Tanzanian women farmers taking the lead banner image

Tanzanian women farmers taking the lead

t-story-19.jpgWomen farmers in rural Tanzania gain fruitful results in influencing traditionally male-oriented structures of resource ownership.

While community level awareness raising campaigns and trainings are leaving their print in upsetting gender imbalances, women farmers are also mobilizing to pinpoint and embark on income generating ventures that they can claim ownership on.

One of those women farmers is Merisiana Nade. Merisiana is 41 years old and a mother of four children. She is a member of Tumaini Farmer Field School from Kilimatembo village, Karatu District, Tanzania. The Tumaini Farmer Field School has 21 female members and nine male members. Before joining the group in 2010, Merisiana spent most of her time at home working on the farm, but unable to claim control over the returns to any significant extent. 

She heard about CPAR's Farmers First initiative at a community meeting and decided to join a Farmer Field School group that was learning the value of growing papaya. During the meetings Merisiana raised the concern that her husband would not allow her to plant papaya because the papaya trees would take up space used for cash crops. This salient point led to a wider discussion over resource ownership and gender imbalances. Soon afterwards, a training workshop was conducted specifically for women, focusing on taking a critical look at gender challenges and developing leadership skills among women farmers. Successfully completing the training, Merisiana soon found herself elected as the Chairperson of her Farmer Field School group.

By participating in training on papaya production and management, Merisana became equipped with the knowledge that papaya production does not necessarily entail a negative impact on cash crop production. She was then able to negotiate with her husband, and ultimately, to move ahead with papaya prodution. She noted: “Now I have enough leadership skills to negotiate with my husband about land use and discuss the plan for our maize field. He now understands why I need to be able to plant papayas with the other crops.”

Merisiana invited her husband to the Farmer Field School meetings and her husband realized that his wife and other women were gaining knowledge and skills on papaya production while also gaining important knowledge on sexual and reproductive health topics.

Today Merisiana and her family are intercropping papaya with their maize and pigeon pea crops. “You see, if it was not for Farmer Field School training on gender and leadership, I would not have the confidence to discuss land use with my husband.

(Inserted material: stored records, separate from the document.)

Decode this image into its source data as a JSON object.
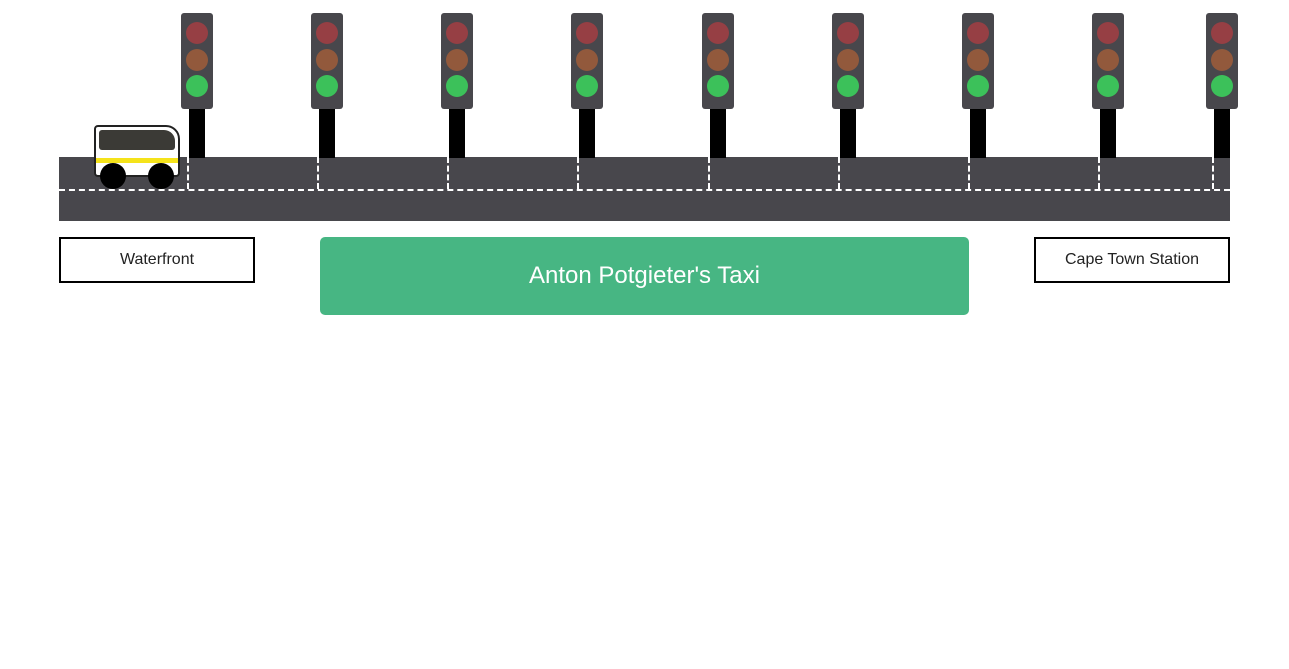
{
  "title": "Anton Potgieter's Taxi",
  "stops": {
    "start": "Waterfront",
    "end": "Cape Town Station"
  },
  "traffic_lights": [
    {
      "state": "green"
    },
    {
      "state": "green"
    },
    {
      "state": "green"
    },
    {
      "state": "green"
    },
    {
      "state": "green"
    },
    {
      "state": "green"
    },
    {
      "state": "green"
    },
    {
      "state": "green"
    },
    {
      "state": "green"
    }
  ],
  "colors": {
    "road": "#48474c",
    "banner": "#47b683",
    "lamp_red_off": "#963f44",
    "lamp_amber_off": "#92593c",
    "lamp_green_on": "#3cc15a",
    "taxi_stripe": "#f5e31a"
  },
  "icons": {
    "vehicle": "minibus-taxi-icon",
    "signal": "traffic-light-icon"
  }
}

Now, my kids have access to nutritious fruit and my income has been improved by selling papaya.” said Merisiana.

She invited other women from her village to visit her farm to see how she is successfully managing her papaya production initiative, and is actively distributing papaya seeds and planting materials to them so that they may duplicate the effort.

“Although women in my village do not control land, I believe that with more knowledge on gender issues and leadership skills, women will be able to negotiate the use of their land in order to accommodate their needs and their family’s needs and priorities.” concludes Merisiana.